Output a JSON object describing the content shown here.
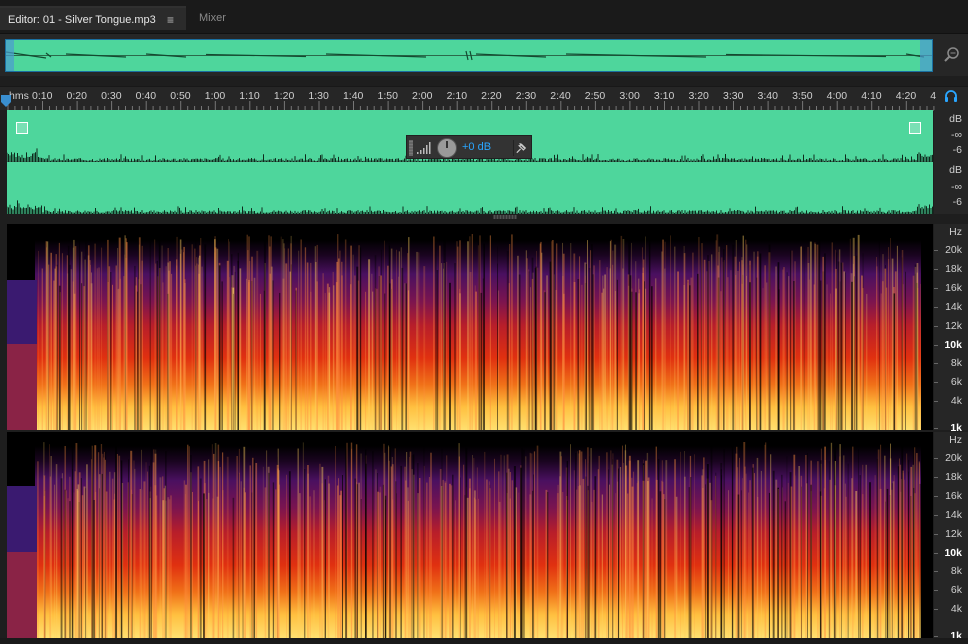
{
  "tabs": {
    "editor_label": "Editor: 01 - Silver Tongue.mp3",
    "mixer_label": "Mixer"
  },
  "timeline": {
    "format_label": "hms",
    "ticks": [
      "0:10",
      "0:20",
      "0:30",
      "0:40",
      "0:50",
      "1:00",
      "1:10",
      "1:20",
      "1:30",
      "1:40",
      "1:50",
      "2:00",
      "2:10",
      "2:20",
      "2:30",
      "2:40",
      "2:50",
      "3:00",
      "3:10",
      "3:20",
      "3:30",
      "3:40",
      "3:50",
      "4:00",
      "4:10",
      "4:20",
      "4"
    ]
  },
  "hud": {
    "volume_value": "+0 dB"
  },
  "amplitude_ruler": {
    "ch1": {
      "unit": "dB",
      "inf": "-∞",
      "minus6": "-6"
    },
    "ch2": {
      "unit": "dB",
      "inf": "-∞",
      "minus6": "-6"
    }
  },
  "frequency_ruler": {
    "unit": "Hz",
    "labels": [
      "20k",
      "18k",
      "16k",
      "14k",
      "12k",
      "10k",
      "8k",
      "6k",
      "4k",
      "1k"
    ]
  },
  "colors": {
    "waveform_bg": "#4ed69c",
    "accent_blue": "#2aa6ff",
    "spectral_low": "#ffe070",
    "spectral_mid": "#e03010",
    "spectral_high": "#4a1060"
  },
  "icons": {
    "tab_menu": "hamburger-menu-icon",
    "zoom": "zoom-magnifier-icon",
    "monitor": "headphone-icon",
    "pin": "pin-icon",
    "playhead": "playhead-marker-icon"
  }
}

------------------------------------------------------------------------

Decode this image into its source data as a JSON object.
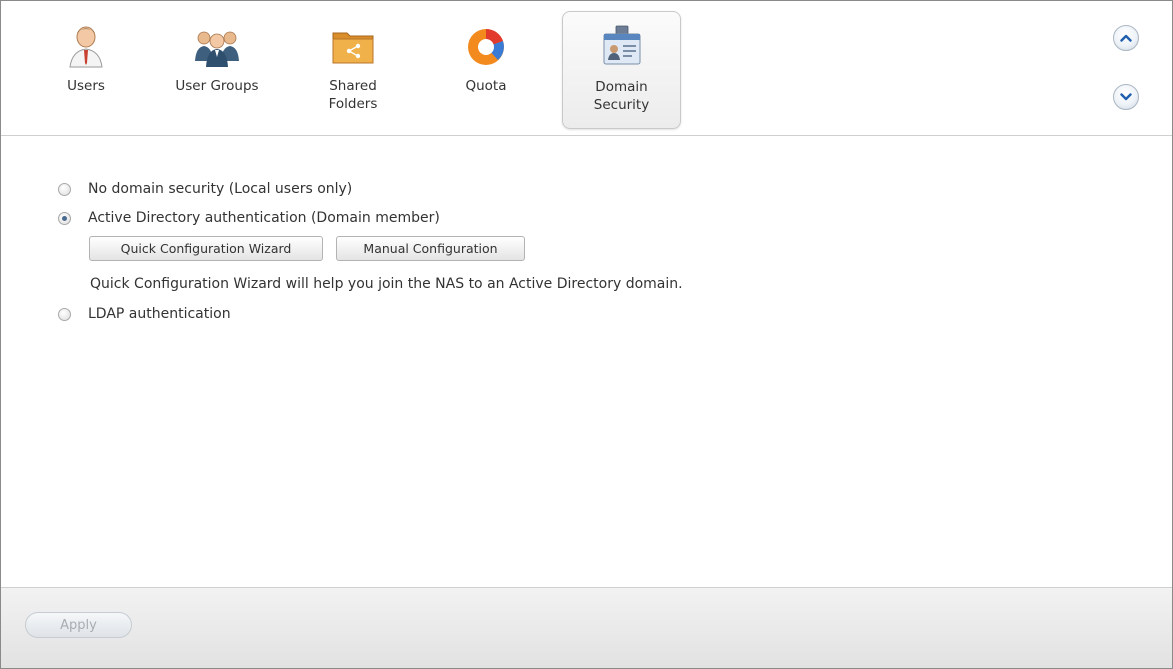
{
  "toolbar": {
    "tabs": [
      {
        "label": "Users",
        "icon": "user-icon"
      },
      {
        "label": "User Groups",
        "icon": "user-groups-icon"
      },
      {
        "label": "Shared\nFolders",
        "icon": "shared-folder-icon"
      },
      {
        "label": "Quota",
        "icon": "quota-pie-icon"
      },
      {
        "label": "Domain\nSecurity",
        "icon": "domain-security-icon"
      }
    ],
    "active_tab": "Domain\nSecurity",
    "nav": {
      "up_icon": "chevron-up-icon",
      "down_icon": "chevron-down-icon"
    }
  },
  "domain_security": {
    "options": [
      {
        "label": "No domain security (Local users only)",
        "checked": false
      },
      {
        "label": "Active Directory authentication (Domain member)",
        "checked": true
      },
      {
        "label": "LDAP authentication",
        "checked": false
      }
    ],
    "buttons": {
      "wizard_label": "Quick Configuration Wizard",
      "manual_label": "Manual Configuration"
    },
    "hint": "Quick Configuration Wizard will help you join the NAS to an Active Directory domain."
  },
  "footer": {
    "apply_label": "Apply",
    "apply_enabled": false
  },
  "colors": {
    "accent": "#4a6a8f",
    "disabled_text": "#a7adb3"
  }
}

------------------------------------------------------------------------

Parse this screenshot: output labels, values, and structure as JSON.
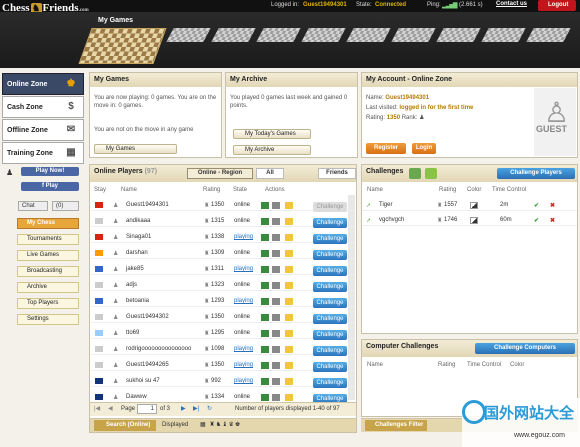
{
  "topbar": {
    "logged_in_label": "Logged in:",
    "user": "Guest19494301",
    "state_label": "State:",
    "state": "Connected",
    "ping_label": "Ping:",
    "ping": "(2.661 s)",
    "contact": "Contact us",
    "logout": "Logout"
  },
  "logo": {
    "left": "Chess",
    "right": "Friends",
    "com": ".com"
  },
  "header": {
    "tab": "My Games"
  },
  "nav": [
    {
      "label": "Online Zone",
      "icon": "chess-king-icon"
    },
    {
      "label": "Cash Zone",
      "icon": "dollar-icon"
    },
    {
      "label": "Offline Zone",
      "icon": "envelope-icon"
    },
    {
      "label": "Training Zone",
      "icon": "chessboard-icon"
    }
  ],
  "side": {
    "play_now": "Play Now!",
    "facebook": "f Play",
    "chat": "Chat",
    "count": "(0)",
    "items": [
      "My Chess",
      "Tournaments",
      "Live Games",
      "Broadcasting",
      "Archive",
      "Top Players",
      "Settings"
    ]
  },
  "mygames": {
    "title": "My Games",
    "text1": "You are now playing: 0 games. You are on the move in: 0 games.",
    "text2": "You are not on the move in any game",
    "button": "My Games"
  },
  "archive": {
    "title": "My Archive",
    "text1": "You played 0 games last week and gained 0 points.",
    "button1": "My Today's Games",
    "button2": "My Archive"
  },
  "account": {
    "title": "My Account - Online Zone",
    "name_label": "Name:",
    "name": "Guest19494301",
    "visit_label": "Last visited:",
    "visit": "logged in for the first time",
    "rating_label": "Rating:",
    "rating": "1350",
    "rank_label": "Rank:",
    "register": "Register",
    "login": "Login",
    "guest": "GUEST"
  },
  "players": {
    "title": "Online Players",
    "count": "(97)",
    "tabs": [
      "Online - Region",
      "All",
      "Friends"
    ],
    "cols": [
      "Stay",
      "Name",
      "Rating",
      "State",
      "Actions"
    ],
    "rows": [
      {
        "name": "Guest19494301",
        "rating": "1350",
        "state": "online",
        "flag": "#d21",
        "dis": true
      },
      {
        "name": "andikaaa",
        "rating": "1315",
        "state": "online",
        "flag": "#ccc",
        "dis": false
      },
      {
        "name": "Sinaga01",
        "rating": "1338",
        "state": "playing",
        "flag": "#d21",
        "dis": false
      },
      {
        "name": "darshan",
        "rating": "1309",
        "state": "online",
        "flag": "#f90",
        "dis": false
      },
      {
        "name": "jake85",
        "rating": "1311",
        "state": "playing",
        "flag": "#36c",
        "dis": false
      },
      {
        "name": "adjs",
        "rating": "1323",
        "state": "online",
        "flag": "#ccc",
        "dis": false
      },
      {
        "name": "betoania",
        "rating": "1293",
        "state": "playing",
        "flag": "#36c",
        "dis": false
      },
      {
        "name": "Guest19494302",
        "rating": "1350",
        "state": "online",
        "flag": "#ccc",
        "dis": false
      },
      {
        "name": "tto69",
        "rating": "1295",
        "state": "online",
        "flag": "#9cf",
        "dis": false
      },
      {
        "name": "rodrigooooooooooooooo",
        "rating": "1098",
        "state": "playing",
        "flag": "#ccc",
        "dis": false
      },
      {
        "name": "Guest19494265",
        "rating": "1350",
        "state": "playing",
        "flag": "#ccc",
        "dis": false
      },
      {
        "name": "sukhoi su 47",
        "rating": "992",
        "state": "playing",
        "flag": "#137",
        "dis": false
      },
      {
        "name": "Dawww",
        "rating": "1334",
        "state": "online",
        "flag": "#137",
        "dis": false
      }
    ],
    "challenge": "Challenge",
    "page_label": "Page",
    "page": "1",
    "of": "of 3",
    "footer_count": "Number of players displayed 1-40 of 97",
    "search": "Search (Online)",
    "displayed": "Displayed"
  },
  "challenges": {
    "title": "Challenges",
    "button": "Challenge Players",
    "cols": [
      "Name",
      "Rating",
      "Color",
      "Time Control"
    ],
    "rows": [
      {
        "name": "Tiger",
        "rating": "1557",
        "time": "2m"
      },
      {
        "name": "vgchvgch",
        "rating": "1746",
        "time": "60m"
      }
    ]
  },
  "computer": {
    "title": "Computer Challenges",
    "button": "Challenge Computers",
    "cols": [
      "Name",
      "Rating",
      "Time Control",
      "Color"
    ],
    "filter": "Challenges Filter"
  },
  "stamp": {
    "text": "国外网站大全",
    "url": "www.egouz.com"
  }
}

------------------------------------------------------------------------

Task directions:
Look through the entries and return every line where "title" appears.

Response to the exercise:
    "title": "My Games",
    "title": "My Archive",
    "title": "My Account - Online Zone",
    "title": "Online Players",
    "title": "Challenges",
    "title": "Computer Challenges",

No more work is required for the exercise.